That helps explain why there have been only 13 debut sellers so far this quarter, against 22 in April-to-June.

Investors are weighing the relatively poor performance of Chinese new issues and high-yield notes over the past two months, according to Thomas Wu, head of Asia fixed income at Pictet Wealth Management. "Debut names would need a meaningful first-time issuance premium," he said.

Some 8 per cent of Chinese debut issuers since 2016 have seen their ratings cut after selling their securities, according to data compiled by Bloomberg. That is double the rate in the rest of Asia.

High-yield bonds in August handed investors their first loss this year, reinforcing the preference for safer credits. And there has been a strong bias toward investment-grade sales as issuance rebounded this month after a slowdown in August.

Even so, the depressed levels of global bond yields are bound to leave some funds eager, and a Federal Reserve interest rate cut next week could help open the door for greater risk taking.

"There are definitely opportunities in these new names, but the investor has to spend more effort understanding the company," and why the issuer did not raise funds in the offshore market earlier, said Kwok at DeepBlue.

Many debut bonds are from China's state-owned companies and local government financing vehicles that do not have publicly traded equities. Their disclosures "can often be spotty", according to Teresa Kong, a San Francisco-based portfolio manager at Matthews Asia.
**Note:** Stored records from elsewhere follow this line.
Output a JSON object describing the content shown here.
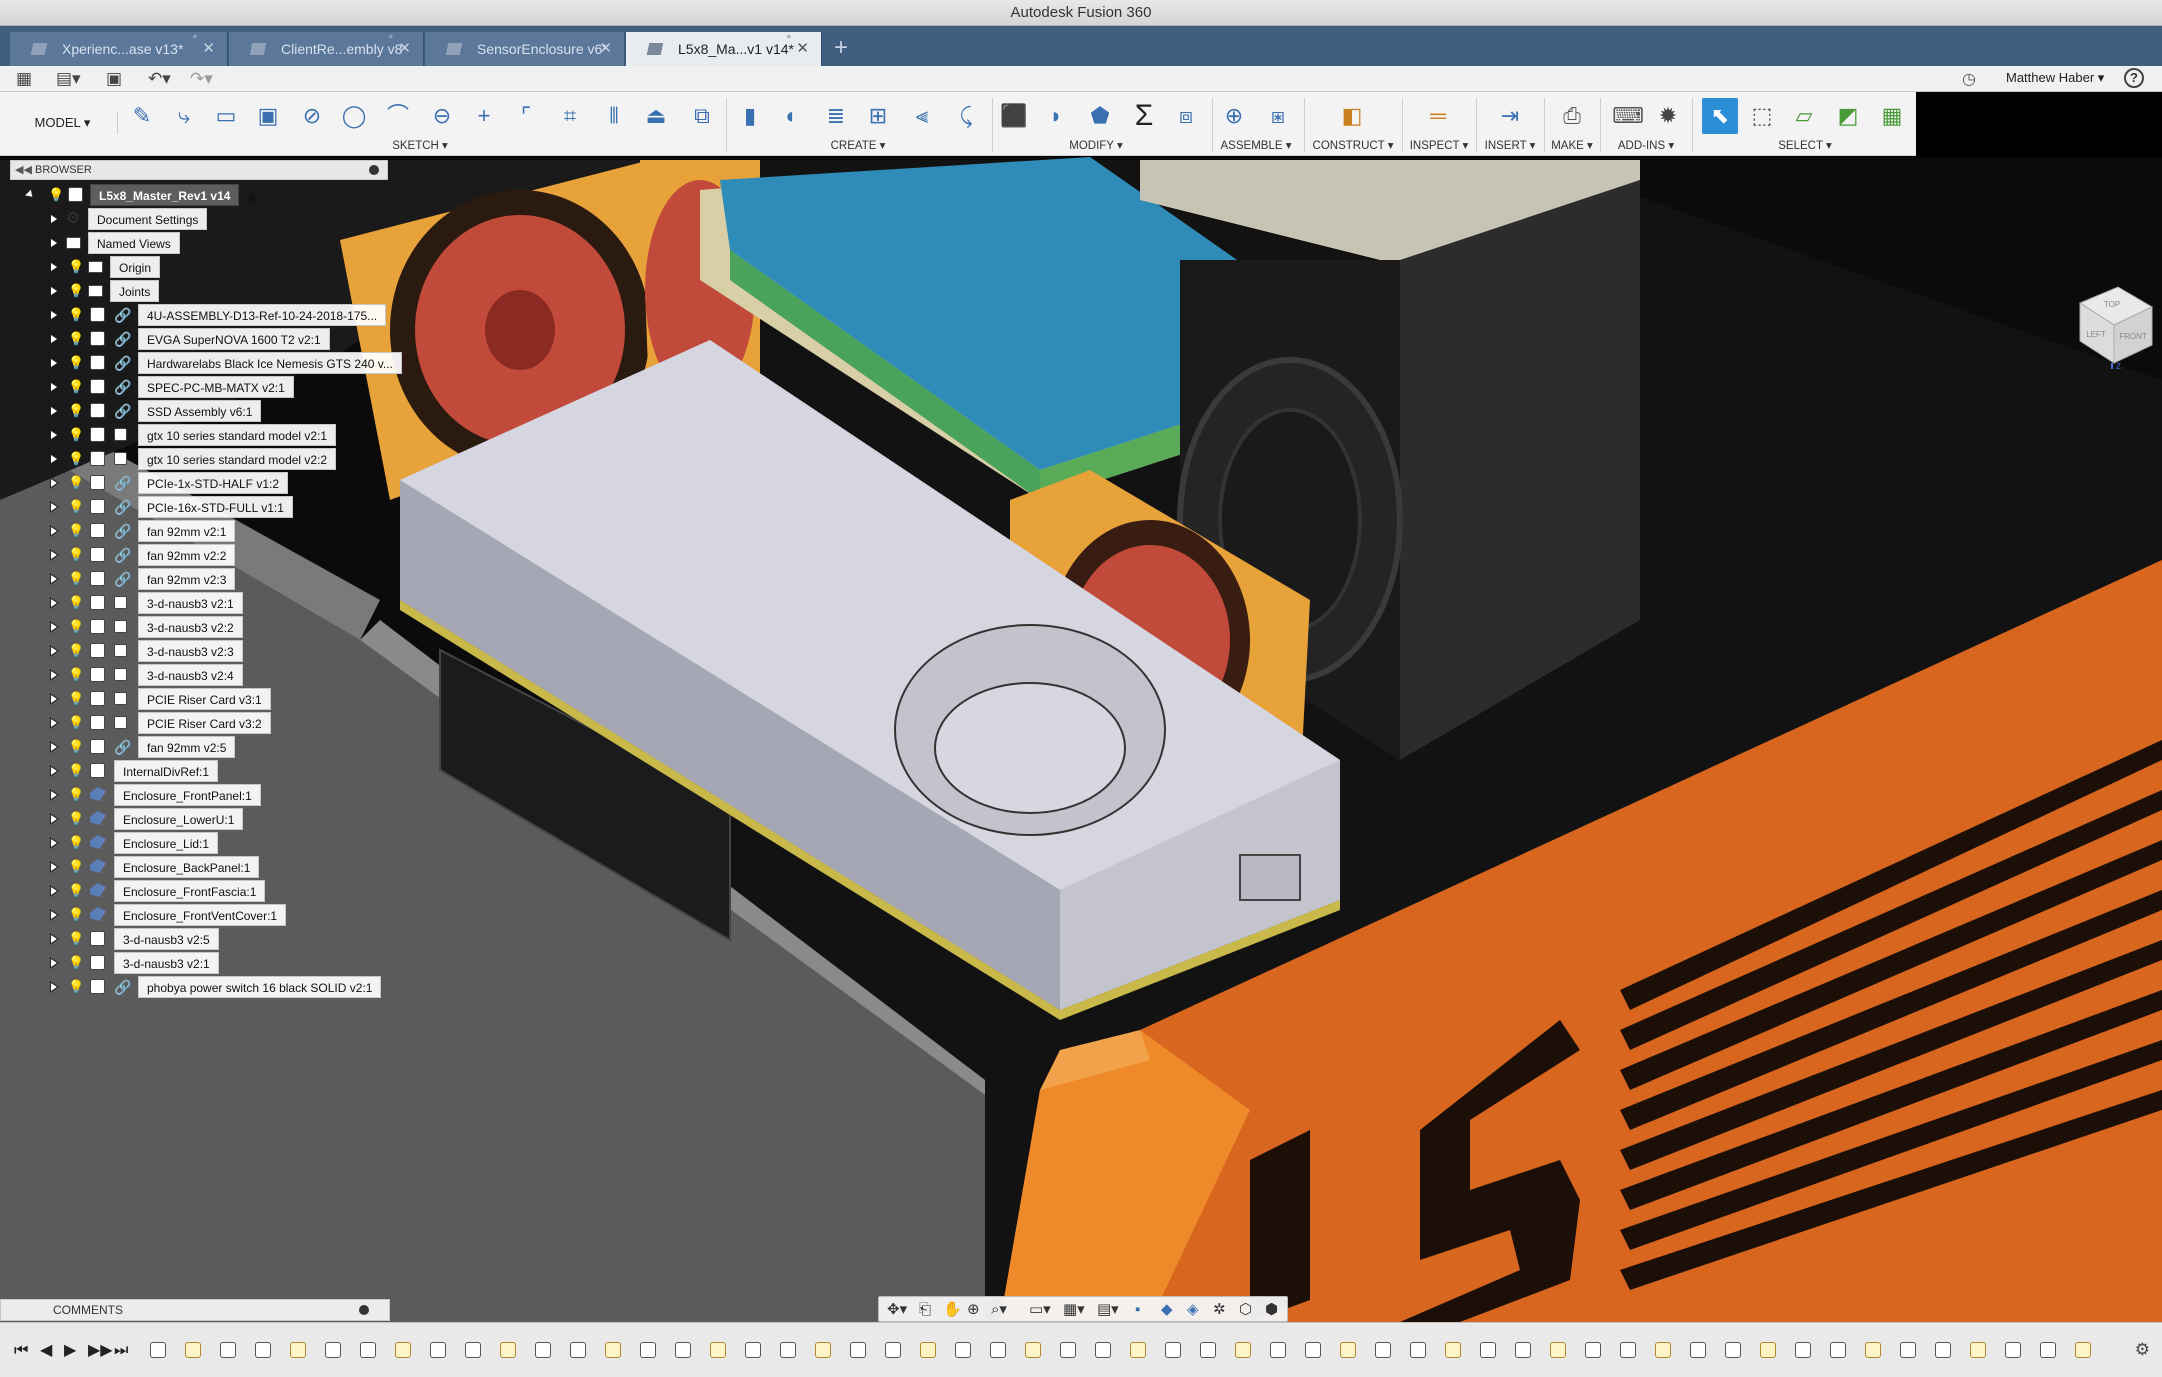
{
  "app": {
    "title": "Autodesk Fusion 360"
  },
  "tabs": [
    {
      "label": "Xperienc...ase v13*",
      "active": false
    },
    {
      "label": "ClientRe...embly v8",
      "active": false
    },
    {
      "label": "SensorEnclosure v6*",
      "active": false
    },
    {
      "label": "L5x8_Ma...v1 v14*",
      "active": true
    }
  ],
  "quick_access": {
    "user_name": "Matthew Haber ▾",
    "help_label": "?",
    "icons": [
      "apps-grid-icon",
      "file-menu-icon",
      "save-icon",
      "undo-icon",
      "redo-icon"
    ]
  },
  "toolbar": {
    "workspace": "MODEL ▾",
    "groups": [
      {
        "label": "SKETCH ▾"
      },
      {
        "label": "CREATE ▾"
      },
      {
        "label": "MODIFY ▾"
      },
      {
        "label": "ASSEMBLE ▾"
      },
      {
        "label": "CONSTRUCT ▾"
      },
      {
        "label": "INSPECT ▾"
      },
      {
        "label": "INSERT ▾"
      },
      {
        "label": "MAKE ▾"
      },
      {
        "label": "ADD-INS ▾"
      },
      {
        "label": "SELECT ▾"
      }
    ]
  },
  "browser": {
    "title": "BROWSER",
    "root": "L5x8_Master_Rev1 v14",
    "items": [
      {
        "label": "Document Settings",
        "kind": "settings"
      },
      {
        "label": "Named Views",
        "kind": "folder"
      },
      {
        "label": "Origin",
        "kind": "folder-bulb"
      },
      {
        "label": "Joints",
        "kind": "folder-bulb"
      },
      {
        "label": "4U-ASSEMBLY-D13-Ref-10-24-2018-175...",
        "kind": "linked",
        "visible": false
      },
      {
        "label": "EVGA SuperNOVA 1600 T2 v2:1",
        "kind": "linked",
        "visible": true
      },
      {
        "label": "Hardwarelabs Black Ice Nemesis GTS 240 v...",
        "kind": "linked",
        "visible": true
      },
      {
        "label": "SPEC-PC-MB-MATX v2:1",
        "kind": "linked",
        "visible": true
      },
      {
        "label": "SSD Assembly v6:1",
        "kind": "linked",
        "visible": true
      },
      {
        "label": "gtx 10 series standard model v2:1",
        "kind": "component",
        "visible": true
      },
      {
        "label": "gtx 10 series standard model v2:2",
        "kind": "component",
        "visible": true
      },
      {
        "label": "PCIe-1x-STD-HALF v1:2",
        "kind": "linked",
        "visible": true
      },
      {
        "label": "PCIe-16x-STD-FULL v1:1",
        "kind": "linked",
        "visible": true
      },
      {
        "label": "fan 92mm v2:1",
        "kind": "linked",
        "visible": true
      },
      {
        "label": "fan 92mm v2:2",
        "kind": "linked",
        "visible": true
      },
      {
        "label": "fan 92mm v2:3",
        "kind": "linked",
        "visible": true
      },
      {
        "label": "3-d-nausb3 v2:1",
        "kind": "component",
        "visible": true
      },
      {
        "label": "3-d-nausb3 v2:2",
        "kind": "component",
        "visible": true
      },
      {
        "label": "3-d-nausb3 v2:3",
        "kind": "component",
        "visible": true
      },
      {
        "label": "3-d-nausb3 v2:4",
        "kind": "component",
        "visible": true
      },
      {
        "label": "PCIE Riser Card v3:1",
        "kind": "component",
        "visible": true
      },
      {
        "label": "PCIE Riser Card v3:2",
        "kind": "component",
        "visible": true
      },
      {
        "label": "fan 92mm v2:5",
        "kind": "linked",
        "visible": true
      },
      {
        "label": "InternalDivRef:1",
        "kind": "plain",
        "visible": false
      },
      {
        "label": "Enclosure_FrontPanel:1",
        "kind": "body",
        "visible": true
      },
      {
        "label": "Enclosure_LowerU:1",
        "kind": "body",
        "visible": true
      },
      {
        "label": "Enclosure_Lid:1",
        "kind": "body",
        "visible": false
      },
      {
        "label": "Enclosure_BackPanel:1",
        "kind": "body",
        "visible": true
      },
      {
        "label": "Enclosure_FrontFascia:1",
        "kind": "body",
        "visible": true
      },
      {
        "label": "Enclosure_FrontVentCover:1",
        "kind": "body",
        "visible": true
      },
      {
        "label": "3-d-nausb3 v2:5",
        "kind": "plain",
        "visible": true
      },
      {
        "label": "3-d-nausb3 v2:1",
        "kind": "plain",
        "visible": true
      },
      {
        "label": "phobya power switch 16 black SOLID v2:1",
        "kind": "linked",
        "visible": true
      }
    ]
  },
  "comments": {
    "title": "COMMENTS"
  },
  "viewcube": {
    "faces": [
      "TOP",
      "FRONT",
      "LEFT"
    ],
    "axis": "Z"
  },
  "colors": {
    "tab_strip": "#3f5e80",
    "accent_blue": "#3a6fb0",
    "enclosure_orange": "#d8661f",
    "fan_orange": "#e8a23a",
    "motherboard_blue": "#2f8cb8",
    "gpu_body": "#c9cad4"
  }
}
"Even if we have sufficient info to form an initial investment opinion, we typically do not have timely or sufficient access to financial disclosures, and the management team over the long term," she said. BLOOMBERG